Dean Allan Boike Addresses the One Year Anniversary of the KSUCPM Coronavirus Shutdown
It was exactly one year ago today when KSUCPM closed our campus in response to Covid-19. We all left that day with the intention to be back in two or three weeks. I don’t think anyone anticipated the months that would follow.
This past year has been difficult in so many ways. I would first like to acknowledge those of you who have personally lost family members and friends to the virus. You have my deepest sympathies for your loss. Others of you tested positive for Covid-19 and had to endure a variety of symptoms while isolating alone in your apartment.
While I do think of the hardships over the past year, I also think of the many instances of support and growth I have witnessed.
To the Class of 2021: 10 days after you began your final year at KSCUPM, the country essentially “shut down” for a period of weeks/months. You had to adjust quickly to programs cancelling or postponing your clerkship. You were working in hospitals alongside residents and physicians treating Covid-19 patients. I admire your resiliency and your fearless attitude. These traits will carry over as you begin residency in a few short months. I am proud of the accomplishments you have made over these last 4 years and I know I will be just as proud to have you represent the college as alumni during residency.
To the Class of 2022: Covid-19 hit right in the middle of your 2nd year as you were gearing up and preparing for APMLE part 1. Your usual study spots on campus were suddenly closed and you were alone as you prepared for one of the most difficult assessments in your medical student career. Your 3rd year rotations looked different than past years as we maintained CDC guidelines in clinical settings. Even now, you are beginning your 4th year while still enduring the challenges of a pandemic. I continue to be impressed by your perseverance and am eager for you to show residency programs across the country this same level of dedication that you displayed over the last year. You will make us all proud as you begin clerkships.
To the Class of 2023: Just as you were finding your footing as a first year medical student, Covid-19 altered the way you receive lectures, labs, and even how you take assessments. The second semester of your first year is notoriously difficult – before you throw in a virus sweeping across the world. Your ability to adapt and pivot on a dime is truly remarkable. You completed your first year remotely without any celebration of your accomplishments – and you do deserve to be celebrated.

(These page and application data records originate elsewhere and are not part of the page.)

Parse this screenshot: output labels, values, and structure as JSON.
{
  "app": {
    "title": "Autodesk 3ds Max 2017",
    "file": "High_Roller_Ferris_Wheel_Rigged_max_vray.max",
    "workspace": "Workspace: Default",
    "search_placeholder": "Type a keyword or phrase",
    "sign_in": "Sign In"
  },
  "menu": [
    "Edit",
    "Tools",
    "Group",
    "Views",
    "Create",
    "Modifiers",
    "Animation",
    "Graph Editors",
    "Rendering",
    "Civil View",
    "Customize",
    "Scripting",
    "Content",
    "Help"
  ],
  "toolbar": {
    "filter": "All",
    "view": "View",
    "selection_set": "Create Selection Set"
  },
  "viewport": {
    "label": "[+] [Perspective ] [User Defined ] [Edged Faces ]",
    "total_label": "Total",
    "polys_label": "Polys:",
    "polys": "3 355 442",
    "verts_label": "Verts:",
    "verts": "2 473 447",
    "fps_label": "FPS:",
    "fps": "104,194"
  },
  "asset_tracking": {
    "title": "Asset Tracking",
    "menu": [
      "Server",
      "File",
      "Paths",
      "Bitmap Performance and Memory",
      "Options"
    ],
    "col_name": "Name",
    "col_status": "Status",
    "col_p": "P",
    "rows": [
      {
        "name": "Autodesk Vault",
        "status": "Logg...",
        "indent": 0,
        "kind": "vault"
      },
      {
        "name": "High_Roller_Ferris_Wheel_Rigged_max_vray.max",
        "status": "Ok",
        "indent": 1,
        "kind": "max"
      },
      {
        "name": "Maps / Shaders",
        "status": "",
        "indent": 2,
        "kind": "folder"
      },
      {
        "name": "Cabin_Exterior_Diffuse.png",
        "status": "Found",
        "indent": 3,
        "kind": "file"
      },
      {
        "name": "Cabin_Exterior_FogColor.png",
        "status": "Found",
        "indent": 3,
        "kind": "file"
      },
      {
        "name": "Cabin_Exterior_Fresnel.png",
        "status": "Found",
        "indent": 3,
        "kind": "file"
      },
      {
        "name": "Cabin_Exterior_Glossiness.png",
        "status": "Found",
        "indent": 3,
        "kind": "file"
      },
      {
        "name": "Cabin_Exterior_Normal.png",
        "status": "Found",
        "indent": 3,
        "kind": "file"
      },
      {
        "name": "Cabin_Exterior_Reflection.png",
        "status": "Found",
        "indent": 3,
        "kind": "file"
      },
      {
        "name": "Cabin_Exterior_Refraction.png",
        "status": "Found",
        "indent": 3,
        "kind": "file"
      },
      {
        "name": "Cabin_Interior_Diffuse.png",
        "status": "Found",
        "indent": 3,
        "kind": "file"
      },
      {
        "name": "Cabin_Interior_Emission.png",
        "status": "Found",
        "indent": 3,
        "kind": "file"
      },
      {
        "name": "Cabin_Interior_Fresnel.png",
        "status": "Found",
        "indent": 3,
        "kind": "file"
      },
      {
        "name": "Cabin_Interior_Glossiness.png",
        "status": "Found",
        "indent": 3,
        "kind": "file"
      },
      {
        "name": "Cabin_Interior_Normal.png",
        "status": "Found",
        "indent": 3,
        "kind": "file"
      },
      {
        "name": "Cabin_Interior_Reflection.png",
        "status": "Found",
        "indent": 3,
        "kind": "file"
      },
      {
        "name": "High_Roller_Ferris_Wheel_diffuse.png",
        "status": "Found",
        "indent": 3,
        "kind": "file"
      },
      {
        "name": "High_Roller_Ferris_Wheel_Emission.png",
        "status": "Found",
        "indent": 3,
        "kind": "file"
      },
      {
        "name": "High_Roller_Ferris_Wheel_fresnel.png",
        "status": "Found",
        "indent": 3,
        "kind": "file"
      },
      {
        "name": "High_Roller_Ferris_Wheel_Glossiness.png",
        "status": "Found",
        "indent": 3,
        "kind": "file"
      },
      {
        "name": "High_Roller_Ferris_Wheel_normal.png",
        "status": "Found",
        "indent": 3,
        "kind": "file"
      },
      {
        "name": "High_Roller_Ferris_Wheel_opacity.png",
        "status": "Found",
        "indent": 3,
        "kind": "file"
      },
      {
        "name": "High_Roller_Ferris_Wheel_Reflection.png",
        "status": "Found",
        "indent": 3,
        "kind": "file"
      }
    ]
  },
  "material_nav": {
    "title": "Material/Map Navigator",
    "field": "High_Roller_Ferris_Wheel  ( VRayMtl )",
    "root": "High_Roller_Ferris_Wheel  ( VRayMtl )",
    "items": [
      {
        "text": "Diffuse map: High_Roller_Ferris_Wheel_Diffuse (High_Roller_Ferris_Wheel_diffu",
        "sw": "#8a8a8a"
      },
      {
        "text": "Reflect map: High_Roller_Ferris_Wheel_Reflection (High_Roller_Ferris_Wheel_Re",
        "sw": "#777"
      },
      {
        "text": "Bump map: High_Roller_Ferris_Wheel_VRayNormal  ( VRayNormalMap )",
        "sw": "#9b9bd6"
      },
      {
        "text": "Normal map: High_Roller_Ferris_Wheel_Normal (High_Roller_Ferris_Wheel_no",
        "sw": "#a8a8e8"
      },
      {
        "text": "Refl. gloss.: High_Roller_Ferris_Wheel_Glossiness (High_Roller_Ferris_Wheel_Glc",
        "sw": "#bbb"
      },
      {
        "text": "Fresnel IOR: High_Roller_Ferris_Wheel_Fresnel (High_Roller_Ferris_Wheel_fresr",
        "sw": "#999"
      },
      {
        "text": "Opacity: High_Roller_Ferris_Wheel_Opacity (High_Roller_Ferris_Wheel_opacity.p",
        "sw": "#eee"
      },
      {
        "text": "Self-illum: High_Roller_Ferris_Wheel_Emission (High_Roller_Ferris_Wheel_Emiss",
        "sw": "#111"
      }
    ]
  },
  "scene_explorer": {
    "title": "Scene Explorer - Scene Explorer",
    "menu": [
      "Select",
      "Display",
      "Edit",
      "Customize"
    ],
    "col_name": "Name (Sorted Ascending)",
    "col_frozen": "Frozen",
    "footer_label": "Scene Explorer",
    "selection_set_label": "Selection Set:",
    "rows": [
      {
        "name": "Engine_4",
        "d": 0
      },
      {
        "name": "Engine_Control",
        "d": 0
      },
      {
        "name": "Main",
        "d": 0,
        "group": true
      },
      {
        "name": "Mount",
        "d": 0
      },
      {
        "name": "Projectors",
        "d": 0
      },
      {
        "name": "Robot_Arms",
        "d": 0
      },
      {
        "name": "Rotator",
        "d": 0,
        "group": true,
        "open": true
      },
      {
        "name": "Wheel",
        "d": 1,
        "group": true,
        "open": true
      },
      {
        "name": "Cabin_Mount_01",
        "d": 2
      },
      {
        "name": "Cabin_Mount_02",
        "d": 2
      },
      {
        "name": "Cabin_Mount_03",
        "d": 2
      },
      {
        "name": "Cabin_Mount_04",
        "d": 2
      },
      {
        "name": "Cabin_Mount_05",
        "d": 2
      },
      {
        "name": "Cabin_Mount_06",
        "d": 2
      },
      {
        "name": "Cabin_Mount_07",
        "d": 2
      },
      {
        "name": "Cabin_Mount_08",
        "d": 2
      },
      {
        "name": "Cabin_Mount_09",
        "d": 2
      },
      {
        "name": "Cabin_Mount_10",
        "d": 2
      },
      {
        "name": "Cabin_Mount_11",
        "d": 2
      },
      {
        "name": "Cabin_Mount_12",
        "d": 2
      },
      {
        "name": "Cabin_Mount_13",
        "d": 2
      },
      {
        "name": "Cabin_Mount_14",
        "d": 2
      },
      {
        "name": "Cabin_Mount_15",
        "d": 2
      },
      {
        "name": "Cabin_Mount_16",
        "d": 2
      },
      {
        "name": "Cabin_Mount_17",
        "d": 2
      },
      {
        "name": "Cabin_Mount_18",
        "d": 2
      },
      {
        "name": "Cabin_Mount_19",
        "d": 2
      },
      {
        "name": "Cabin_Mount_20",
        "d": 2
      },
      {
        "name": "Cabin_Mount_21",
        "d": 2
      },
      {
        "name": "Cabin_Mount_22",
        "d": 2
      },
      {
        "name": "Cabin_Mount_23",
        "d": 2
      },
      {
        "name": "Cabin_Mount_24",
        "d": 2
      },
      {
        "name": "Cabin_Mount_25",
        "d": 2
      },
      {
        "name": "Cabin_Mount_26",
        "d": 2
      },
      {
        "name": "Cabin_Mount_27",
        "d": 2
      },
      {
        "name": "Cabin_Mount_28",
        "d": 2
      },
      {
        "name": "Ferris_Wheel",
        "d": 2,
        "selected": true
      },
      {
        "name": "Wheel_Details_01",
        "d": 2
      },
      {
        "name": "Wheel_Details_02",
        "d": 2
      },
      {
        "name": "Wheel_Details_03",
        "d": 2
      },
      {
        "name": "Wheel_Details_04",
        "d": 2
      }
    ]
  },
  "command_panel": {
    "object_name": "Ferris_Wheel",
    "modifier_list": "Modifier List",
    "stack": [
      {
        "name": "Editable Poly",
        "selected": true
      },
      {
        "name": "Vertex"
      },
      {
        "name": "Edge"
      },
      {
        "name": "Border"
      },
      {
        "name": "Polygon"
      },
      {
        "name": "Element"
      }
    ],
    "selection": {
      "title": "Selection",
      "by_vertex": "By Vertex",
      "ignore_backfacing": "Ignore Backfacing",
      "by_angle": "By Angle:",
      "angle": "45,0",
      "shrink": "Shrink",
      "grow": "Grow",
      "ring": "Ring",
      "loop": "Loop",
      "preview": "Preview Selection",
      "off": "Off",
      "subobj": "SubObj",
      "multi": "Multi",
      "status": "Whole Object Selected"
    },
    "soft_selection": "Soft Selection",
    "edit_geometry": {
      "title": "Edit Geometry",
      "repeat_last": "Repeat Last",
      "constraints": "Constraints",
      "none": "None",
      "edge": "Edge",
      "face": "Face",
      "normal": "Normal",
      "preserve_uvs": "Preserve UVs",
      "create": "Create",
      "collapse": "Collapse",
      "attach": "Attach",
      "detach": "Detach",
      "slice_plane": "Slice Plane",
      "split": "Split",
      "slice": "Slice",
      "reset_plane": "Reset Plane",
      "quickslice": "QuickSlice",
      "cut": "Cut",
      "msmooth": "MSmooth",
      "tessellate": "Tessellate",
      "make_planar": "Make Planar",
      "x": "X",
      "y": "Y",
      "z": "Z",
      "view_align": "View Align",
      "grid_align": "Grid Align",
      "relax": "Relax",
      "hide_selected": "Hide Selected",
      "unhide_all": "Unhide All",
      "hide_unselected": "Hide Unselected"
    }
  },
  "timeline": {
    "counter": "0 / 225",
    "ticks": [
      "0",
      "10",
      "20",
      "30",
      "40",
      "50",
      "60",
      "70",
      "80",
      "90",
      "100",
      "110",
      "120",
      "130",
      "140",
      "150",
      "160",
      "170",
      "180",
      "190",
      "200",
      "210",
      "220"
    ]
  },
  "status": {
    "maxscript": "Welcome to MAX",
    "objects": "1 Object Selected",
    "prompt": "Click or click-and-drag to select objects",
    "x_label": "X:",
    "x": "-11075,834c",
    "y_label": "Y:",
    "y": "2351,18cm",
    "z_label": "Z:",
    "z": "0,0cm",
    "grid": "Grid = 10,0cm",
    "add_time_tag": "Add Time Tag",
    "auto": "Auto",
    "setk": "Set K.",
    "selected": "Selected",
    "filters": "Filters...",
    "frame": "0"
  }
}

I have every confidence that you will finish your second year strong and look forward to working alongside each of you as you begin your clinical rotations in the coming months.
To the Class of 2024: You chose to enter medicine during a tumultuous time when no one knew what the educational experience would look like for first year medical students across the country. And you still showed up, eager to put in the work. You enter lab with gowns and gloves and masks and shields. You will be a PPE expert by the time you graduate. It is certainly not an easy transition into medical school – and to do so while listening to lectures remotely and not having as many outlets to relieve stress – makes the situation even more trying. You are doing the best you can and I continue to be impressed with your desire to pursue podiatric medicine and put in the hard work.
To the Faculty and Staff: I remember telling each of you that the University will close for a couple weeks to better flatten the curve. I never thought that “a couple weeks” would turn into 365 days. I know that just as the students were forced to adapt, you adapted as well. You were resourceful in finding ways to complete your job and support our students. You were patient when we simply did not have any answers. I know that many of you have never worked harder than you have in the past year – and I thank you for all of your efforts. It does not go unnoticed.
In closing, I want to thank each member of the KSUCPM community. Every single one of you had to adapt when it came to classes, labs, rotations or even how you do your job every day. And you continued to prioritize KSUCPM even when the world seemed to stop turning. I am grateful for all of the support you have provided me and I am most grateful for all the support you have provided to one another.
I see the light at the end of the tunnel.
Allan M. Boike, DPM FACFAS
Dean – CEO
Professor, Division of Podiatric Surgery
Kent State University – College of Podiatric Medicine